Indeed, we live in times when many people make light of the fact that others do not believe in God or relegate their faith to a solely personal and largely irrelevant aspect of life. This attitude exists even among many Catholics who, though believers themselves, don’t seem to be overly concerned that others are not. What seems to be of greater concern to most believers—Catholics included—is that a person be “nice.” If a person is determined to be “nice,” little else seems to matter.
Frankly, all of us should be concerned by the rise of unbelief in our culture, whether it is atheism, agnosticism, “none-ism,” indifference, or the rampant secularism that relegates God to the margins. We should be concerned because unbelief on a wide scale (as is the case today) is not only unhealthy for a culture, it is dangerous to it.
This danger is fairly obvious when one considers that unbelievers (and most “under-believers” such as “nones”) think that they answer to no one. When one no longer acknowledges that God exists and sees everything, “reinvents” God, selects what he likes from what God has commanded, or doesn’t understand that he will ultimately have to answer to God for what he has or has not done, it is easy to ignore important aspects of the moral life.
Realizing that we will one day answer to God is an important reminder that we are not a law unto ourselves. The knowledge that we will not ultimately escape if we treat others with contempt, engage in serious injustice, live unchastely, or indulge greed, is an important curb on sin (or at least a call to repentance).
This observation does not mean that every unbeliever or “under-believer” lives a reprobate life. There are atheists who live exemplary lives, who exhibit natural virtues, whether they do so because it is to their benefit or simply because they have some ethical sense that comports with the right reason.
But, other things being equal, having large numbers of unbelievers who do not think that they are ultimately accountable for what they do or fail to do is never healthy to good order, morality, or virtue.
Further, when belief is lost by many, so is a common moral reference point. The Judeo-Christian moral view formed the basis for modern law, justice, constitutional rights, and ethics. While sectarian differences obviously existed in the country for 200 years before this rise of unbelief, there was basic agreement on the essential moral issues, based on a biblical worldview. The rise of unbelief has caused this moral consensus to break down. In its place there has arisen a tyranny of relativism, in which numbers matter more than reason. The one who wins is the one with the loudest megaphone, the most power, and the greatest influence.
This, too, is dangerous to a culture. Without a shared cultus, there can be no real culture. The word cultus refers to a reference point (God and His revelation) that is above and outside a culture, that is bigger and more lasting. Without that shared cultus, that devotion to someone higher, there can be no culture.
Today, when we cannot agree on what makes a marriage, or even on something as obvious as whether one is male or female, the tyranny is starting to resemble anarchy and nihilism. No culture can withstand such a basic undermining. Problems of this sort are civilization killers.
Thus, belief is not only important—it is critical. We cannot go on relegating this matter to the realm of the purely personal and largely irrelevant. Being “nice” is not enough. We must be accountable to God and see Him as authoritative in our life. If we are to survive we must do this, both individually and collectively.

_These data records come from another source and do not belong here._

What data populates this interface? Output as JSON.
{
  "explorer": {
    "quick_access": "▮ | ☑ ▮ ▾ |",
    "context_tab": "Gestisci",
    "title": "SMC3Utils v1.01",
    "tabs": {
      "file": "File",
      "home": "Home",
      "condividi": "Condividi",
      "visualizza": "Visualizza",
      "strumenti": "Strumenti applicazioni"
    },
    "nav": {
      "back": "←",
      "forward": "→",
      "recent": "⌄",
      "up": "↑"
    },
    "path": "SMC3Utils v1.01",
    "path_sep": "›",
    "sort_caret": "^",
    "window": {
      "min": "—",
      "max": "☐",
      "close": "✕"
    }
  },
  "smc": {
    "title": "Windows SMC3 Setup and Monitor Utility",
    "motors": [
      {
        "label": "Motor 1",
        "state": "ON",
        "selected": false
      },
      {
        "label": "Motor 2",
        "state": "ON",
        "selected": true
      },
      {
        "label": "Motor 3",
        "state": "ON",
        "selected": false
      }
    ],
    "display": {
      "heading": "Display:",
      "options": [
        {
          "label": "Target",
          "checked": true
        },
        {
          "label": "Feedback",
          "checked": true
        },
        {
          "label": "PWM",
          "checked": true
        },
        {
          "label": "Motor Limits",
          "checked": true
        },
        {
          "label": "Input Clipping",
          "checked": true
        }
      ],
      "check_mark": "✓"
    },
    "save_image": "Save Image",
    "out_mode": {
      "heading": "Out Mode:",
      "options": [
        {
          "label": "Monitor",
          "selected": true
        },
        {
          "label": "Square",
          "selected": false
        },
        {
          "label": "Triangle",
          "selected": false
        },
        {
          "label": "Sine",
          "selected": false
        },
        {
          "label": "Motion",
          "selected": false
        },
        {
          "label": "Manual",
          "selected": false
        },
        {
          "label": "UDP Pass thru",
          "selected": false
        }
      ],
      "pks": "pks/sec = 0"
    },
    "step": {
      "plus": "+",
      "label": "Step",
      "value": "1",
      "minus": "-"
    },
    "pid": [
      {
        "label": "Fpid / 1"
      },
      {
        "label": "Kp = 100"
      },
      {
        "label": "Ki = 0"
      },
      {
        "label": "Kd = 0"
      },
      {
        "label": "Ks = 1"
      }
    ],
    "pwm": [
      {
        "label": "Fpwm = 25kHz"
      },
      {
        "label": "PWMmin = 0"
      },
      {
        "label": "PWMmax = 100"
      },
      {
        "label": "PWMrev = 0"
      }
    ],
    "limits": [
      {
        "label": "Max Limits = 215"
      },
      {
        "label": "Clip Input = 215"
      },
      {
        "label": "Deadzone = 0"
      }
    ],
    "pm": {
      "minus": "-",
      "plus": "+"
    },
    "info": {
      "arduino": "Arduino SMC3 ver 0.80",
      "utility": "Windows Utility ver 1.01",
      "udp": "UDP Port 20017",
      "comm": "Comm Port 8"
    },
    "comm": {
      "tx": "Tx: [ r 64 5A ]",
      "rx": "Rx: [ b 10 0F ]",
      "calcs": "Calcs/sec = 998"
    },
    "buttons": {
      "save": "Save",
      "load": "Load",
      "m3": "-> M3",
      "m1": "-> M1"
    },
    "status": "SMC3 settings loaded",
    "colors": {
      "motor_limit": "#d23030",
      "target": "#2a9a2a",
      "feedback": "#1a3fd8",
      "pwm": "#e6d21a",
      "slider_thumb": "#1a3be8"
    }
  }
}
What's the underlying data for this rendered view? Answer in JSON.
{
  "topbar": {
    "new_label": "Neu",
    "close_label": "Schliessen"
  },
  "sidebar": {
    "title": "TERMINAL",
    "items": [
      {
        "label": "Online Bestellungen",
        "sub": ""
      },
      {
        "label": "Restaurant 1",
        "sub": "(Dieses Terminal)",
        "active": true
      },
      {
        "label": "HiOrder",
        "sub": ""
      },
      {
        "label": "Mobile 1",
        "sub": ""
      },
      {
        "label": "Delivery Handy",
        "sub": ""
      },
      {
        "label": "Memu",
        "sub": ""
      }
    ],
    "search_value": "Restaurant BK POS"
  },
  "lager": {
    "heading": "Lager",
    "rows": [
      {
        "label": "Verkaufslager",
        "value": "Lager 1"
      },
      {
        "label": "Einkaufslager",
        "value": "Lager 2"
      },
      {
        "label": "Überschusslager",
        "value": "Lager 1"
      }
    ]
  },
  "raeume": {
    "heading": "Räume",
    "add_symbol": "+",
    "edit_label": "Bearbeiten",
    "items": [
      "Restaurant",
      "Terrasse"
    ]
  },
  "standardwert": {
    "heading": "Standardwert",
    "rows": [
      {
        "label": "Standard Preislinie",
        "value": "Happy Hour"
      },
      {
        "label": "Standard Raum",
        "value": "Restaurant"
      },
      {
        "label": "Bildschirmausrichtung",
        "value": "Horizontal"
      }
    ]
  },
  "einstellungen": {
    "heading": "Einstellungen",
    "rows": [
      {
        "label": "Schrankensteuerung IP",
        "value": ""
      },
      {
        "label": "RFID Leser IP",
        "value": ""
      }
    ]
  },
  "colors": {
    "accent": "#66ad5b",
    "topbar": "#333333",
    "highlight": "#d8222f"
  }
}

The First Commandment says, I am the Lord your God. You shall have no other gods before me (Exodus 20:2). This is not some egocentric God, demanding worship and that He have no rivals. This is our loving Father, who knows what unbelief does to us. When we reject Him and/or turn to other gods, we are harmed immeasurably. We lose our way and inherit a lawless and confused world, in which the tyranny of relativism holds sway and no one thinks or acts as if he will one day answer for what he has and has not done.
Do not make light of the rampant unbelief in our world today. It is far more serious than most imagine. God commands the most serious things for our own well-being. The First Commandment is that we believe and that we call others to do the same. There is a reason that it is commandment number one!